Tuesday rolled around and I thought we were in the clear. I posted a grateful message of thanks. At about 7:45 p.m. my phone rang. My heart sank as I heard my son’s tears before I heard his voice. He begged and pleaded with me to come pick him up. He declared that he could NOT stay one more night. I tried being nice. I tried being stern. Finally I spoke with his head counselor who relayed that Pierce had had a good day, until he got mail from home. I got my ex-husband on the phone because frankly, I was cracking. The weight of the tears and the despair was weakening my soul. Still, I didn’t feel “right” about picking him up early from camp. Together, the adults made some tough decisions that night. We decided that unless Pierce was injured, there were to be no more phone calls home. That ability was totally taken off of the table. We also made the seemingly cruel decision to withhold ALL of his mail for the remainder of the week. He would get his mail on Saturday after graduation when we were there to pick him up. I asked his counselor only one small favor . . . could he just text me and let me know that Pierce was ok at night. He was immediately receptive and followed through with this and Pierce was none the wiser.
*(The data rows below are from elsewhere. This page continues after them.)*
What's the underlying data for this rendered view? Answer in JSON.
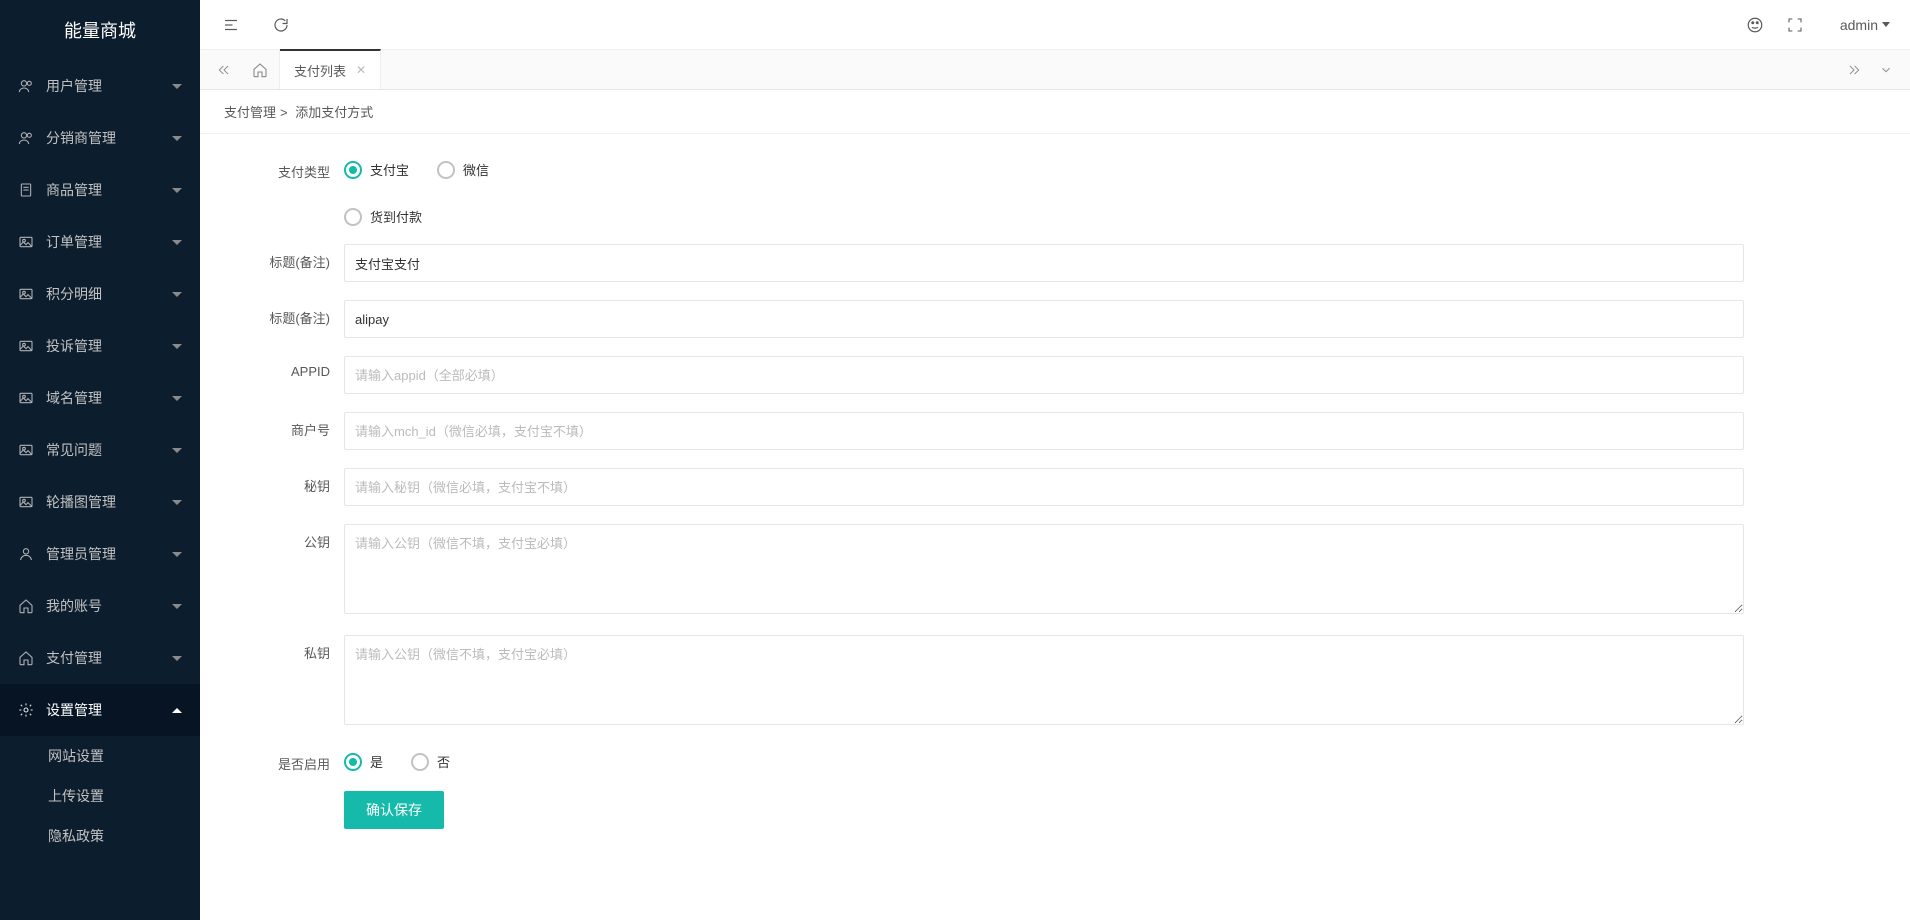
{
  "app_title": "能量商城",
  "user": {
    "name": "admin"
  },
  "sidebar": {
    "items": [
      {
        "icon": "users",
        "label": "用户管理"
      },
      {
        "icon": "users",
        "label": "分销商管理"
      },
      {
        "icon": "doc",
        "label": "商品管理"
      },
      {
        "icon": "image",
        "label": "订单管理"
      },
      {
        "icon": "image",
        "label": "积分明细"
      },
      {
        "icon": "image",
        "label": "投诉管理"
      },
      {
        "icon": "image",
        "label": "域名管理"
      },
      {
        "icon": "image",
        "label": "常见问题"
      },
      {
        "icon": "image",
        "label": "轮播图管理"
      },
      {
        "icon": "user",
        "label": "管理员管理"
      },
      {
        "icon": "home",
        "label": "我的账号"
      },
      {
        "icon": "home",
        "label": "支付管理"
      },
      {
        "icon": "gear",
        "label": "设置管理"
      }
    ],
    "settings_sub": [
      {
        "label": "网站设置"
      },
      {
        "label": "上传设置"
      },
      {
        "label": "隐私政策"
      }
    ]
  },
  "tabs": {
    "active": {
      "label": "支付列表"
    }
  },
  "breadcrumb": {
    "a": "支付管理",
    "b": "添加支付方式"
  },
  "form": {
    "pay_type": {
      "label": "支付类型",
      "options": [
        "支付宝",
        "微信",
        "货到付款"
      ],
      "selected": "支付宝"
    },
    "title1": {
      "label": "标题(备注)",
      "value": "支付宝支付"
    },
    "title2": {
      "label": "标题(备注)",
      "value": "alipay"
    },
    "appid": {
      "label": "APPID",
      "placeholder": "请输入appid（全部必填）",
      "value": ""
    },
    "mchid": {
      "label": "商户号",
      "placeholder": "请输入mch_id（微信必填，支付宝不填）",
      "value": ""
    },
    "secret": {
      "label": "秘钥",
      "placeholder": "请输入秘钥（微信必填，支付宝不填）",
      "value": ""
    },
    "public_key": {
      "label": "公钥",
      "placeholder": "请输入公钥（微信不填，支付宝必填）",
      "value": ""
    },
    "private_key": {
      "label": "私钥",
      "placeholder": "请输入公钥（微信不填，支付宝必填）",
      "value": ""
    },
    "enabled": {
      "label": "是否启用",
      "options": [
        "是",
        "否"
      ],
      "selected": "是"
    },
    "submit": "确认保存"
  }
}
tough loveSaturday morning rolled around and the two hour ride to Summerton and Camp Bob Cooper felt like it might as well have been ten hours long. We arrived and gathered Pierce’s belongings. We waited on the graduation ceremony to begin. My son beamed when he saw us. My heart swelled to see that other than having a little tan, he looked no worse for the wear. The campers marched in and performed their group cadences. As the sun rose higher and the temperature crept up, the ceremony began to draw to a close; there was only the awarding of the two camp awards left. The first was the MVPeavy award (camper of the year). As the description was read off, Pierce’s dad and I looked at each other and whispered that it sounded like it was Pierce they were talking about. What? It was Pierce. Tears fell from my eyes as my ten year old’s name was called out as having been chosen as the MVP of the entire camp. My child, who had called home twice, adamant that he could not spend one more night there, had just been called out for displaying notable assistance to other campers during activities and for having a positive and helpful attitude. Suffice to say, I was, and am, proud beyond words of my son.
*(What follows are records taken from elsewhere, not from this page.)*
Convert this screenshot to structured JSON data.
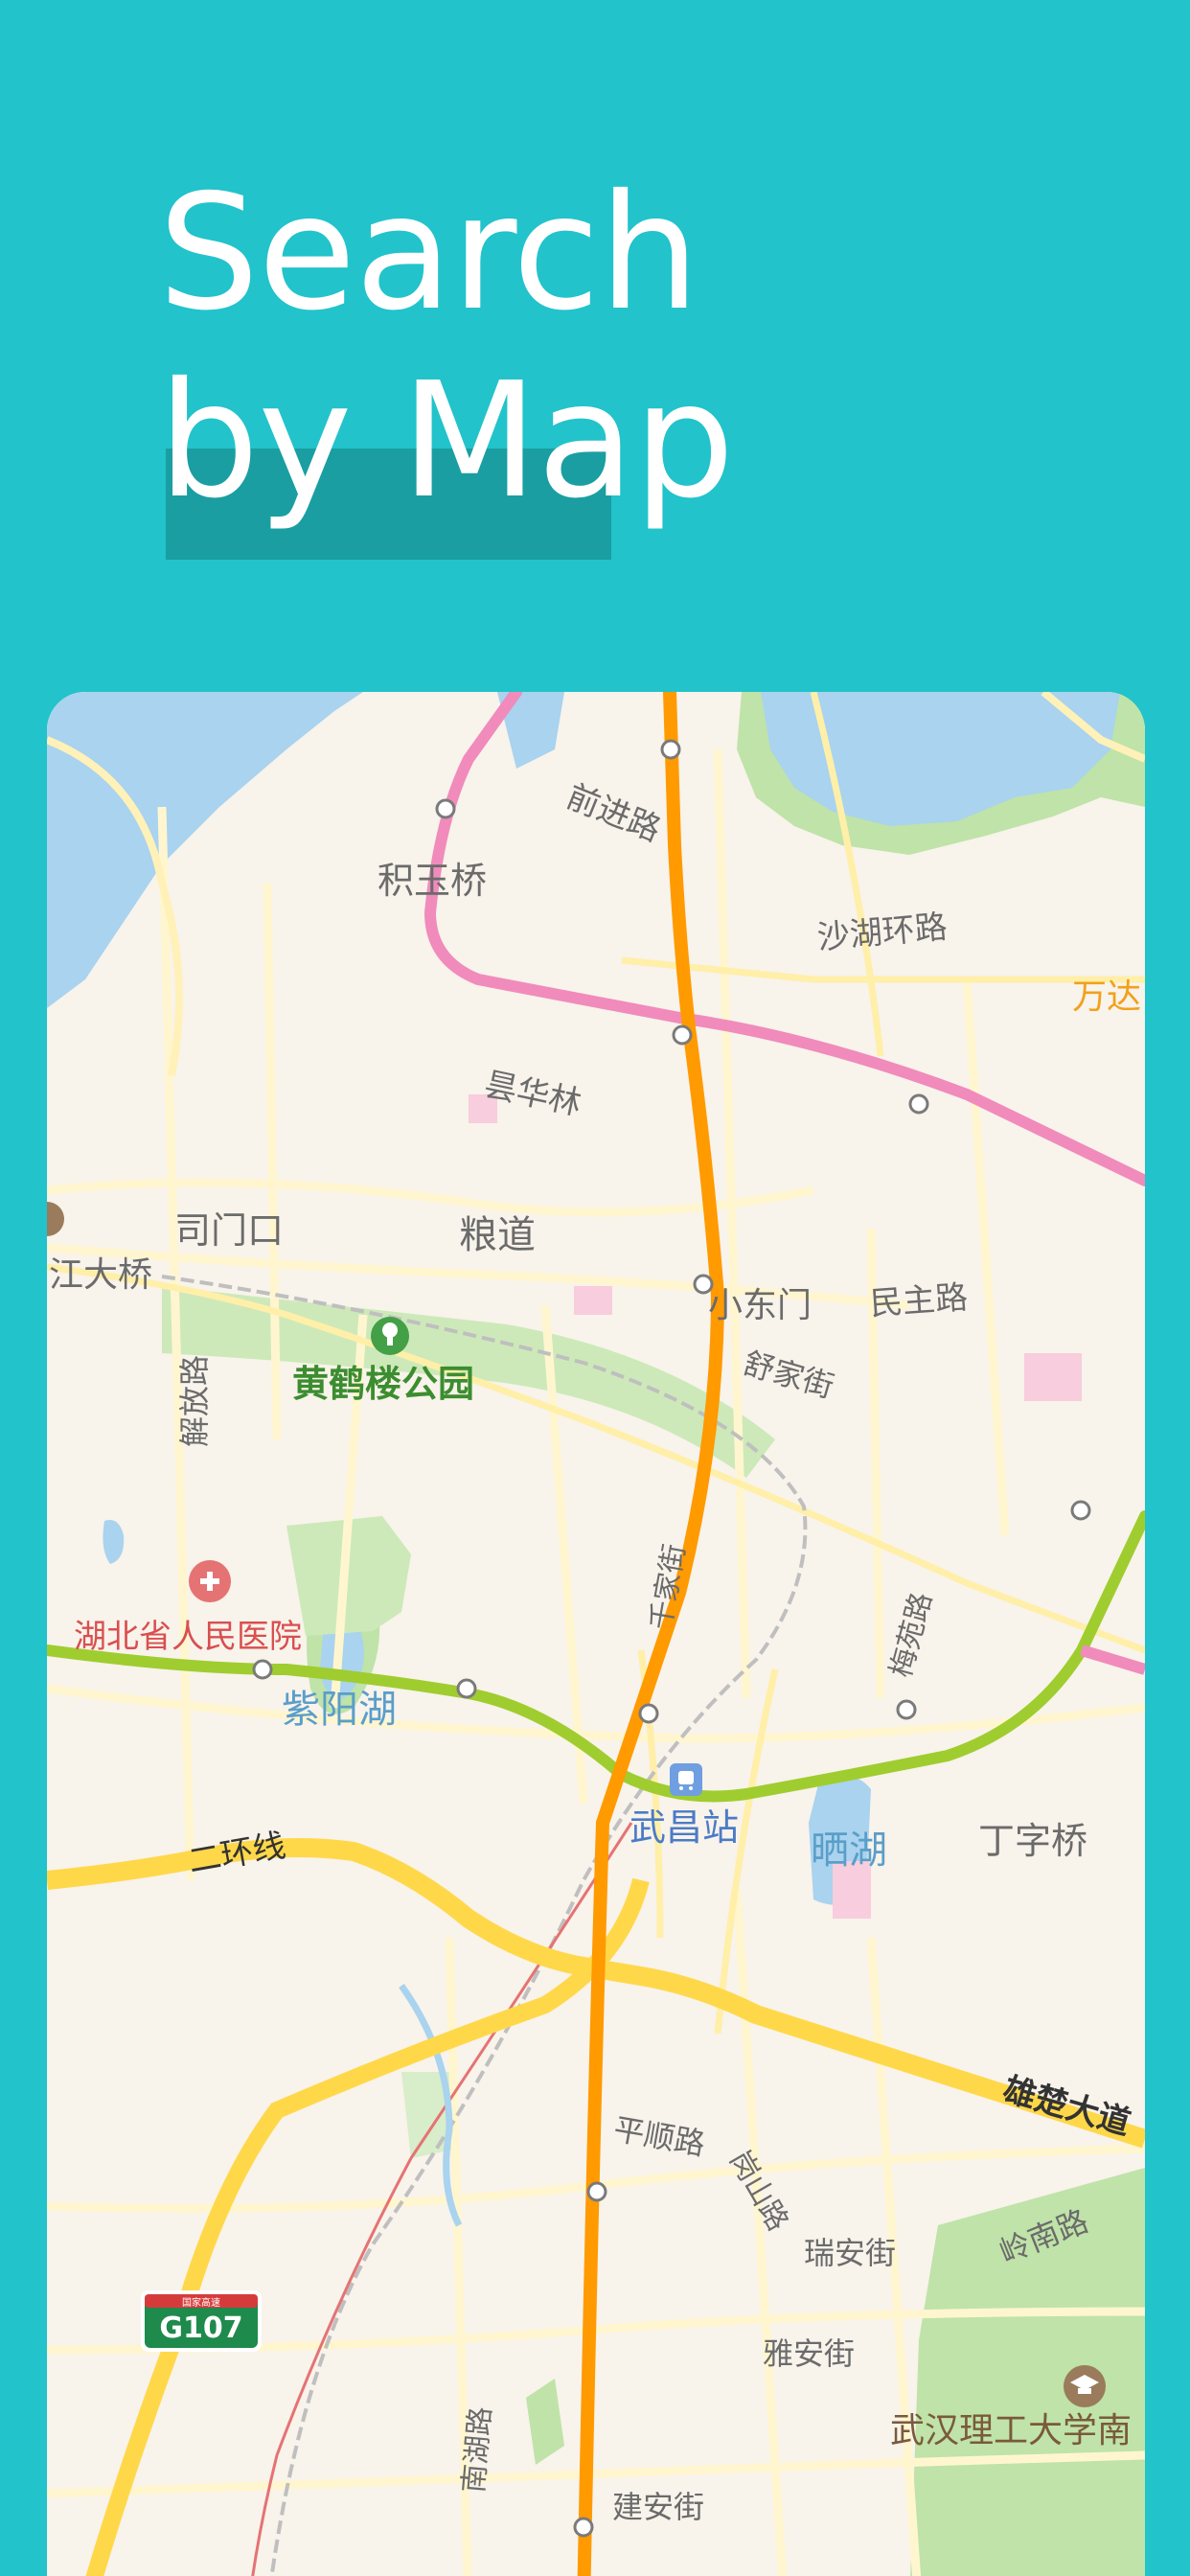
{
  "header": {
    "title_line1": "Search",
    "title_line2": "by Map"
  },
  "map": {
    "labels": {
      "qianjin_rd": "前进路",
      "jiyu_bridge": "积玉桥",
      "shahu_ring_rd": "沙湖环路",
      "wanda": "万达",
      "huahualin": "昙华林",
      "simenkou": "司门口",
      "liangdao": "粮道",
      "jiang_bridge": "江大桥",
      "xiaodongmen": "小东门",
      "minzhu_rd": "民主路",
      "shujia_st": "舒家街",
      "jiefang_rd": "解放路",
      "yellow_crane_park": "黄鹤楼公园",
      "qianjia_st": "千家街",
      "meiyuan_rd": "梅苑路",
      "hubei_hospital": "湖北省人民医院",
      "ziyang_lake": "紫阳湖",
      "wuchang_station": "武昌站",
      "shai_lake": "晒湖",
      "dingzi_bridge": "丁字桥",
      "second_ring": "二环线",
      "xiongchu_ave": "雄楚大道",
      "pingshun_rd": "平顺路",
      "gangshan_rd": "岗山路",
      "ruian_st": "瑞安街",
      "lingnan_rd": "岭南路",
      "highway_badge": "G107",
      "highway_badge_top": "国家高速",
      "yaan_st": "雅安街",
      "wut_university": "武汉理工大学南",
      "nanhu_rd": "南湖路",
      "jianan_st": "建安街"
    },
    "colors": {
      "land": "#F8F3EB",
      "water": "#A9D3EE",
      "green": "#BFE3A8",
      "metro_orange": "#FF9A00",
      "metro_pink": "#F08BBC",
      "metro_green": "#9FCD2F",
      "road_yellow": "#FFD84A",
      "minor_road": "#FFF0B8",
      "poi_pink": "#F8CDDD"
    }
  }
}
However, my pride is not rooted so much in him having received the award as it is in his overcoming a challenge that seemed insurmountable. What would have happened had I caved on the first night, or even the second, and gone and picked him up? I would have sent him a solid message that I would rescue him at any point in time when life gets just a little tough. Make no mistake, tough love is HARD; I cried that week; I barely slept that week; my concentration was at an all time low that week. Every day it seems that we hear, see, or read some article about the increasing role of helicopter parents in today’s children. We see parents who constantly rescue their children from any level of difficulty or disappointment in life, whether it be in school, on the playground, or even in college of all places!! Was Pierce disappointed in my not coming to pick him up? I’m sure that he was. Was being away from home with no familiar face difficult for Pierce? Again, I’m sure that it was. But, when my son looks at me on a regular basis and tells me “thank you for sending me to camp” and how excited he seems to be about attending camp next year, it makes the tears, worry, sleeplessness, and, most importantly, the tough love completely worth it. Are there some situations from which we, as parents, need to rescue our children? Certainly. But there comes a point in time when we, as parents, must learn what is really helping them out of harm’s way and what is just interfering with a part of growing up and requires just a smidge of “tough love”.